Targeted drug delivery systems can convey drugs more effectively and/or more conveniently, increase patient compliance, extend the product life cycle, provide product differentiation, and reduce health care costs.
Delivery systems that rely on nanomaterials also allow for targeted delivery of compounds characterized by low oral bioavailability due to poor water solubility, permeability and/or instability and provide for longer sustained and controlled release profiles.
These technologies can increase the potency of traditional small molecule drugs in addition to potentially providing a mechanism for treating previously incurable diseases. The use of magnetic nanoparticles in targeted drug delivery systems is under investigation by several research groups.
Therapeutic drug molecules have been immobilized on the surface of magnetic nanoparticles or nanocrystals and directed to a specific target tissue using a magnetic field gradient. The drug is released by applying a radio frequency (RF) pulse.
Gold coated iron, nickel and cobalt ferromagnetic nanoparticles have been employed in this “tag and drag” approach. In hypothermal treatment, magnetic nanoparticles are directed to diseased tissue containing heat sensitive tumours. An ac magnetic field is applied such that the nanoparticles become heated, causing destruction of the cancerous cells.

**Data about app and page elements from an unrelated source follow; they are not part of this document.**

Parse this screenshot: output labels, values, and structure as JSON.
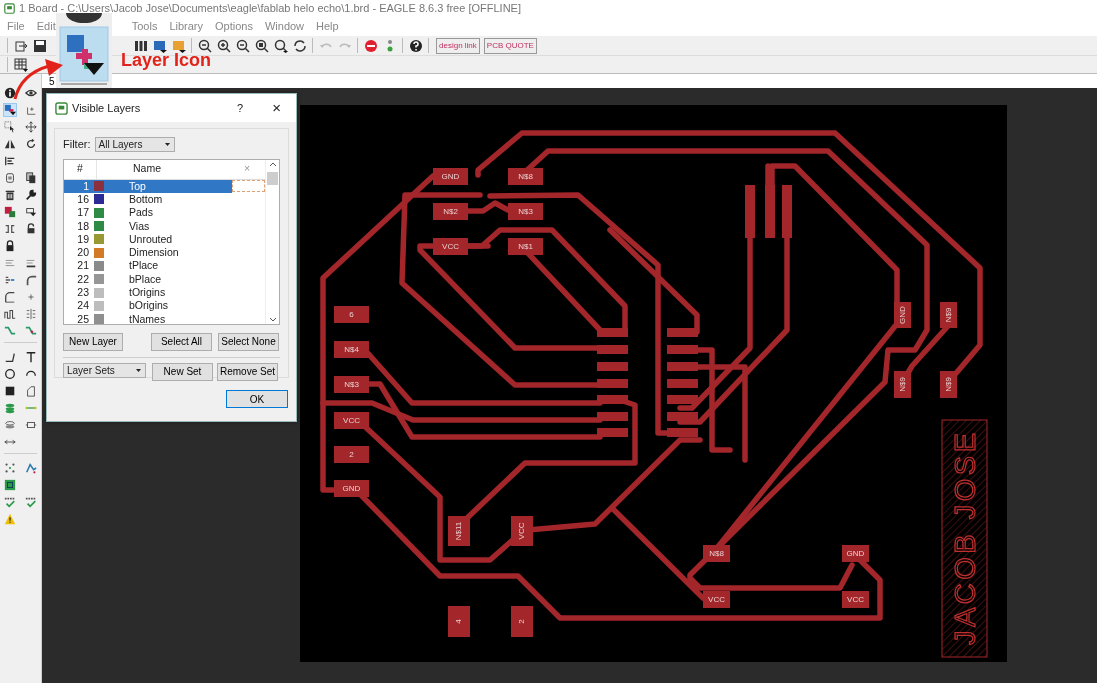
{
  "window": {
    "title": "1 Board - C:\\Users\\Jacob Jose\\Documents\\eagle\\fablab helo echo\\1.brd - EAGLE 8.6.3 free [OFFLINE]"
  },
  "menu": [
    {
      "label": "File"
    },
    {
      "label": "Edit"
    },
    {
      "label": "Tools"
    },
    {
      "label": "Library"
    },
    {
      "label": "Options"
    },
    {
      "label": "Window"
    },
    {
      "label": "Help"
    }
  ],
  "toolbar": {
    "link_buttons": [
      {
        "label": "design link"
      },
      {
        "label": "PCB QUOTE"
      }
    ]
  },
  "command": {
    "value": "5"
  },
  "callout": {
    "label": "Layer Icon"
  },
  "dialog": {
    "title": "Visible Layers",
    "help": "?",
    "close": "×",
    "filter_label": "Filter:",
    "filter_value": "All Layers",
    "columns": [
      "#",
      "Name",
      "×"
    ],
    "layers": [
      {
        "number": "1",
        "name": "Top",
        "color": "#8c3040",
        "selected": true
      },
      {
        "number": "16",
        "name": "Bottom",
        "color": "#2b2b96",
        "selected": false
      },
      {
        "number": "17",
        "name": "Pads",
        "color": "#2e8b45",
        "selected": false
      },
      {
        "number": "18",
        "name": "Vias",
        "color": "#2e8b45",
        "selected": false
      },
      {
        "number": "19",
        "name": "Unrouted",
        "color": "#999933",
        "selected": false
      },
      {
        "number": "20",
        "name": "Dimension",
        "color": "#d27a26",
        "selected": false
      },
      {
        "number": "21",
        "name": "tPlace",
        "color": "#8a8a8a",
        "selected": false
      },
      {
        "number": "22",
        "name": "bPlace",
        "color": "#969696",
        "selected": false
      },
      {
        "number": "23",
        "name": "tOrigins",
        "color": "#bdbdbd",
        "selected": false
      },
      {
        "number": "24",
        "name": "bOrigins",
        "color": "#bdbdbd",
        "selected": false
      },
      {
        "number": "25",
        "name": "tNames",
        "color": "#8f8f8f",
        "selected": false
      }
    ],
    "layer_buttons": [
      "New Layer",
      "Select All",
      "Select None"
    ],
    "sets_value": "Layer Sets",
    "set_buttons": [
      "New Set",
      "Remove Set"
    ],
    "ok": "OK"
  },
  "board": {
    "pads": [
      {
        "label": "GND"
      },
      {
        "label": "N$8"
      },
      {
        "label": "N$2"
      },
      {
        "label": "N$3"
      },
      {
        "label": "VCC"
      },
      {
        "label": "N$1"
      },
      {
        "label": "6"
      },
      {
        "label": "N$4"
      },
      {
        "label": "N$3"
      },
      {
        "label": "VCC"
      },
      {
        "label": "2"
      },
      {
        "label": "GND"
      },
      {
        "label": "N$11"
      },
      {
        "label": "VCC"
      },
      {
        "label": "4"
      },
      {
        "label": "2"
      },
      {
        "label": "GND"
      },
      {
        "label": "N$9"
      },
      {
        "label": "N$9"
      },
      {
        "label": "N$9"
      },
      {
        "label": "N$8"
      },
      {
        "label": "GND"
      },
      {
        "label": "VCC"
      },
      {
        "label": "VCC"
      }
    ],
    "nameplate": "JACOB JOSE"
  }
}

More effective radiation therapy for tumour treatment can also be expected using metallic nanoparticles instead of, for example, magnetite. The nanoparticles allow the application of higher dosages of radiation at the tumour while sparing normal tissue.
Numerous other potential applications exist in the medical and pharmaceutical field for nanomaterials from Strem. Areas currently under investigation include gene therapy, antibacterial/antimicrobial agents for burn and wound dressings, repair of damaged retinas, artificial tissues, prosthetics, enhancing signals for magnetic resonance imaging examinations, and as radio frequency controlled switching of complex biochemical processes.